After completing missions, the player is rewarded with a score screen granting rewards as well as experience points for the three various skill trees based on how you chose to finish the mission. The skills in each tree felt fairly generic, ranging from the ability to hold your breath longer while aiming a sniper rifle to carrying more ammo for your assault rifle secondaries. Regardless, I made my way back to Sniper Lair Delta, bought a silencer for my sniper, and initiated the next mission, this time with a silencer.
After quietly dispatching many of the guards, I entered the compound and the disembodied radio voice began telling me that it may be best to lure out the scientist so that I can sneak my way in to hack their satellite terminals. However, there really wasn’t any reason to do this. Herein lies one of my largest problems with SGW3 so far. There is no penalty, nor any overarching reward to killing enemies, outside of the replenishing the items you used in confrontations.

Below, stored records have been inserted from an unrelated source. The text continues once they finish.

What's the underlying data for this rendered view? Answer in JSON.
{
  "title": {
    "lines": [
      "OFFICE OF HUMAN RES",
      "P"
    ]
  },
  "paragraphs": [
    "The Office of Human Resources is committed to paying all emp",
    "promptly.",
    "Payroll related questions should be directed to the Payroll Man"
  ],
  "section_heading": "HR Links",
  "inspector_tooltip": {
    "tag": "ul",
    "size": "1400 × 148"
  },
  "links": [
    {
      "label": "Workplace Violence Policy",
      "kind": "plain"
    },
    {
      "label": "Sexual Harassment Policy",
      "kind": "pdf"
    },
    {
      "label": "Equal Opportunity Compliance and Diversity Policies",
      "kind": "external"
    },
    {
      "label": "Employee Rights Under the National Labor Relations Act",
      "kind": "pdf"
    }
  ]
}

The drone especially, which is supposed to scout out the area so you can plan the assault, felt incredibly lackluster and completely overridden by the fact that using Scout Mode outlined every enemy within visible range permanently. Using my silenced pistol, I was able to enter the satellite bunker and quickly eliminate the scientists without a single concern of being detected, let alone taken out. While the game does offer a few different ways to deal with combat encounters, it would be nice to see far more interesting mission objectives outside “eliminate this target” or “interact with this console.” There were just so many different facets of the gameplay that weren’t properly showcased through the beta’s missions.

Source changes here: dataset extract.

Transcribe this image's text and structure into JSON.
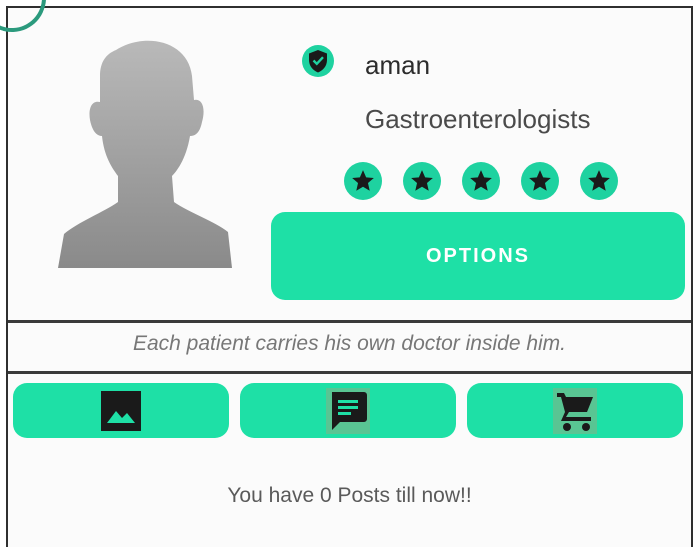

Sniper Ghost Warrior 3 has some really incredible potential in the works and two missions really isn’t enough to get a solid foundation of what this game could achieve. Even exploring the small portion of the game’s open-world left me feeling unfulfilled. There really wasn’t a whole lot to do outside of raiding an enemy compound and stealing their supplies. The visuals are pretty spectacular although I did experience an unusually large number of drops in the frame rate to the point where I had to tone down the graphical settings a number of times down to the medium to low, keeping in mind I ran the game on a GTX 980. Other bugs, like the game not recognizing my mouse wheel or having to tap a button more than once to actually throw a distracting pebble, were also present. However, poor optimization and bug fixes are things that can, and hopefully will, be fixed. My experience playing Sniper Ghost Warrior 3 was fairly positive overall, and I will certainly be keeping an eye on it in the future. Well built tactical shooters are extremely hard to come by these days, but more diverse missions and a more interesting open-world will definitely be points to look out for.